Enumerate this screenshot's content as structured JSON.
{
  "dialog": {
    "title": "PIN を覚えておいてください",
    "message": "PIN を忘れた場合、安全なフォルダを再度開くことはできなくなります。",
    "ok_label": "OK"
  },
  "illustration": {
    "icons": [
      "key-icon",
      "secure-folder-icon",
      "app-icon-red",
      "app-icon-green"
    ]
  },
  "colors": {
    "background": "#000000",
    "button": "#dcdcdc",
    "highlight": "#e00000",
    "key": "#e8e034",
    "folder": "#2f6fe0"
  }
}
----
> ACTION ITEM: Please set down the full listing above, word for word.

> YOUR RESPONSE:
Enumerate this screenshot's content as structured JSON.
{
  "dialog": {
    "title": "PIN を覚えておいてください",
    "message": "PIN を忘れた場合、安全なフォルダを再度開くことはできなくなります。",
    "ok_label": "OK"
  },
  "illustration": {
    "icons": [
      "key-icon",
      "secure-folder-icon",
      "app-icon-red",
      "app-icon-green"
    ]
  },
  "colors": {
    "background": "#000000",
    "button": "#dcdcdc",
    "highlight": "#e00000",
    "key": "#e8e034",
    "folder": "#2f6fe0"
  }
}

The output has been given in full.